Today is the 16th Sunday in Ordinary Time. Today’s first reading shows us the value of hospitality, and that in welcoming strangers we often encounter the Divine. Yet there is a reminder in the gospel account of Martha and Mary that being burdened by the tasks of service can cause us to miss what’s more important: our relationships, especially with Jesus, our Teacher. The stress we encounter in our culture and the demands that we encounter in our lives have limited our ability to be hospitable – to take time for people – to put into practice the ideals that are modeled by the hospitality of Sarah and Abraham and by the hospitality of Mary in the gospel.
Our contemporary world places lots of demands on our goodness. War and terrorism continue. One-fifth of the children in our country are living in poverty. A great many adults are unemployed, and so many are barely making it. Banks and corporations seem to be doing much better than ordinary citizens. The politics of our world have created millions of refugees. So many people need the basics of good food, adequate shelter and decent clothing. Intolerance and discrimination continue. The environment is under stress. As we address any of these concerns, the scriptures remind us of the importance of relationship, and that all people should be treated as unique and precious human beings who are entitled to share in the bounty of the world.
Arthur L. “Arch” Gleason Jr., a husband, father, grandfather, friend and globally-recognized business professional – with a heart as big as the sky – passed away Friday (July 1, 2016). He was 69 years old.
For nearly 23 years, Arch served as president and CEO of the Kentucky Lottery Corporation. He oversaw the growth of the lottery to an operation with nearly $1 billion annually in sales. Arch handed numerous four-foot-long checks to Powerball winners, never missed recognizing an employee’s birthday, and most importantly oversaw the Kentucky Lottery’s transition to the funding source of college scholarship and grant programs. His fingerprints have been on every KEES scholarship ever awarded in the Commonwealth, and he took great pride in the more than $2.5 billion in scholarships and grants given during his tenure.
This is the 15th Sunday in Ordinary Time. Love of God and neighbor, including the “outcast,” is the guiding force of our Christian lives. Today’s scriptures remind us that the commandment of love is the summary and soul of the entire law, and that it is neither too hard nor too distant for us. May our eyes and hearts be opened to recognize the nearness of the word of God and our neighbor, so that, filled with compassion and generosity, we may become Good Samaritans to those in need.
Consider: Who is the “neighbor” that we have trouble even respecting, let alone caring for generously? How can we open ourselves more fully to the word and love of God?
This post is by Deacon Lucio Caruso, Director of Mission Integration, Catholic Charities
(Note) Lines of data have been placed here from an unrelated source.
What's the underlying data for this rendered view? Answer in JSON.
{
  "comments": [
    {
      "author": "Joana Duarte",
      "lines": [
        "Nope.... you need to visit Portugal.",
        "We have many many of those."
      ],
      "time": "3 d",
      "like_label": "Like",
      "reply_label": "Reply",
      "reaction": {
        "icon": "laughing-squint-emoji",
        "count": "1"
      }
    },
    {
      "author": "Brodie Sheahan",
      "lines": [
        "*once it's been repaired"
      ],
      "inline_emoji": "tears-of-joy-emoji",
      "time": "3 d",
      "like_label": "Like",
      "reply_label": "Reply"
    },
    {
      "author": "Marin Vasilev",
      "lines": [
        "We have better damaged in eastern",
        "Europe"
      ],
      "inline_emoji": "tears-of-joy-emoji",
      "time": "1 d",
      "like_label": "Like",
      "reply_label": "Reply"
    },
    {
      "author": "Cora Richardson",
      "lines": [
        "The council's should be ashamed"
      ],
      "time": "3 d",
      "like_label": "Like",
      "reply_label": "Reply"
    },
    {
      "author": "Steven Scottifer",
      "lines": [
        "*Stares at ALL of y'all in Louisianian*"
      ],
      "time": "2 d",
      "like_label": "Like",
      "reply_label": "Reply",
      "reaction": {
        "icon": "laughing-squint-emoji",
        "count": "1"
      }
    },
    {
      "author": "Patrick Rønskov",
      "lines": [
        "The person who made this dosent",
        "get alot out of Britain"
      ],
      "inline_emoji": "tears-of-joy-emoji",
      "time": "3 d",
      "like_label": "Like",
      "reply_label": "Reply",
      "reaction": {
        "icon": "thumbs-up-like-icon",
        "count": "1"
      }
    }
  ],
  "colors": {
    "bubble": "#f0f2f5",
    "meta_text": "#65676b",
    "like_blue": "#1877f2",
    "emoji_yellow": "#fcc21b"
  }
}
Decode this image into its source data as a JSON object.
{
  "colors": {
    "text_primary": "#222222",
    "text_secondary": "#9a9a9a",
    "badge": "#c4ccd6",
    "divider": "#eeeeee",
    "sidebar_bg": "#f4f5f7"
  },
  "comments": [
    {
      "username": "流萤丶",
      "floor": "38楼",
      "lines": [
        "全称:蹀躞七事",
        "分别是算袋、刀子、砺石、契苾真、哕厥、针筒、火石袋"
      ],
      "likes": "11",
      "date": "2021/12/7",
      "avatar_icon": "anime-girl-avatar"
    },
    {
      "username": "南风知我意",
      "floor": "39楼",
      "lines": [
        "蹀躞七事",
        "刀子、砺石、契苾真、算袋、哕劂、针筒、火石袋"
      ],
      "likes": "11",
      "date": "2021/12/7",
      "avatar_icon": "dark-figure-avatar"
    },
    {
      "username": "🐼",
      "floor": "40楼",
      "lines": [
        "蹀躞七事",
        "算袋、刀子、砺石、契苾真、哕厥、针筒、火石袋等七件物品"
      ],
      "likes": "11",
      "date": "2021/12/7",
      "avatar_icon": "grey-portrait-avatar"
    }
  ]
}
If we want to travel outside the United States, we won't get very far without an up-to-date passport. A passport identifies us, and most importantly, verifies our citizenship.
In this Year of Mercy, Pope Francis has called upon the universal Church to reflect on the Corporal and Spiritual Works of Mercy. For it is these works that identify us as disciples of Jesus and citizens of the Kingdom of God that He proclaimed and made present by His own acts of mercy.
As the refrain from that old song some of us remember from the 60s said, "They will know we are Christians by our love" - and I would add today, "by our works of mercy..."